Stephen….I am still weighing the pros and cons of freelance visas from about five different countries.  Could you please clarify something regarding the Profession Liberale?  Does France limit the amount of time that a Profession Liberale holder can physically be outside of France and still maintain his or her immigration status and path to citizenship?  Must a physical address always be maintained during Profession Liberale status (as opposed to a mailbox at the UPS store)? 

Once you have a long term visa, be in Visitor or Prof Lib (or other classifications for that matter), there is not really any way that the French can track how long you are in the country.  For tax purposes you are essentially stating that you are in the country for 183 days+, but if you are there for less, the French wouldn’t know.  Now, I’m not encouraging you to do that, I’m just saying that for purposes of filing taxes and keeping your status, you have to assert that you are a fiscal resident of France.  There is no box on your French personal or business returns that asks you to indicate how many days you spent in France in the previous year.

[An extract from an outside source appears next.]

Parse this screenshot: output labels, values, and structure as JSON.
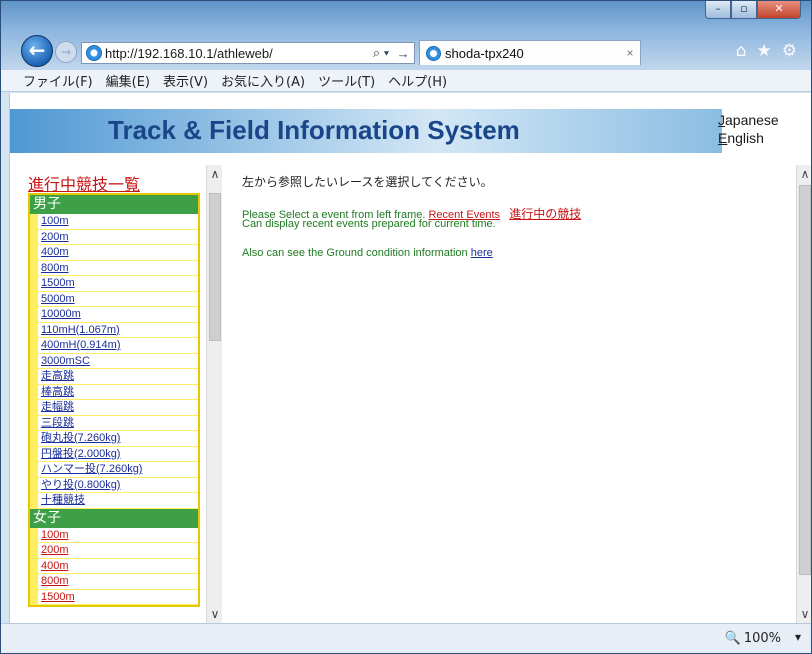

To continue to renew your visa status as a long-term resident, regardless of your visa classification, you need to be a fiscal resident of France, and file returns here every single year.

You do need to maintain a physical address, as all correspondence (and trust me, there’s a lot) will be sent there until you get yourself set up virtually, and even then you’re going to receive a fair amount of physical correspondence from the agencies, like the Ministry of Finance, that still send paper notices for a number of things.  We don’t have a “UPS store” but there are various places that I know of that will allow you to maintain a physical address with them…for a fee.

Are you familiar with XXXXXXX XXXXXX, who also assists with visa applications and business formations, and if so, do you have an opinion about this person?   My wife and I were both getting a snake-oil-sales feeling about this person.

Yes, unfortunately I have heard many bad stories about this person, and XXXXXXX has a dreadful reputation in the Paris community.  This person is obsessed with Profession Liberale as the solution to every visa question, manages a Facebook group that is ruled like an absolute dictatorship (people get deleted for questioning/contradicting the narrative), and gives factually inaccurate advice by continuously asserting that a visitor visa does not allow you to have a remote job (it does, I’ve helped dozens of people to get visitor status who had a remote job as their proof of income), hence fueling the narrative that PL solves all.  Moreover, this person charges $4000 to help you obtain a PL visa, despite the fact that this person married into his/her immigration status, and hence never had to obtain one of these visas.  Your snake-oil feeling is confirmed.  I wouldn’t get within a country mile of this person, and it’s crazy to think that obtaining this visa should cost even 1/3 of what XXXXXXX charges.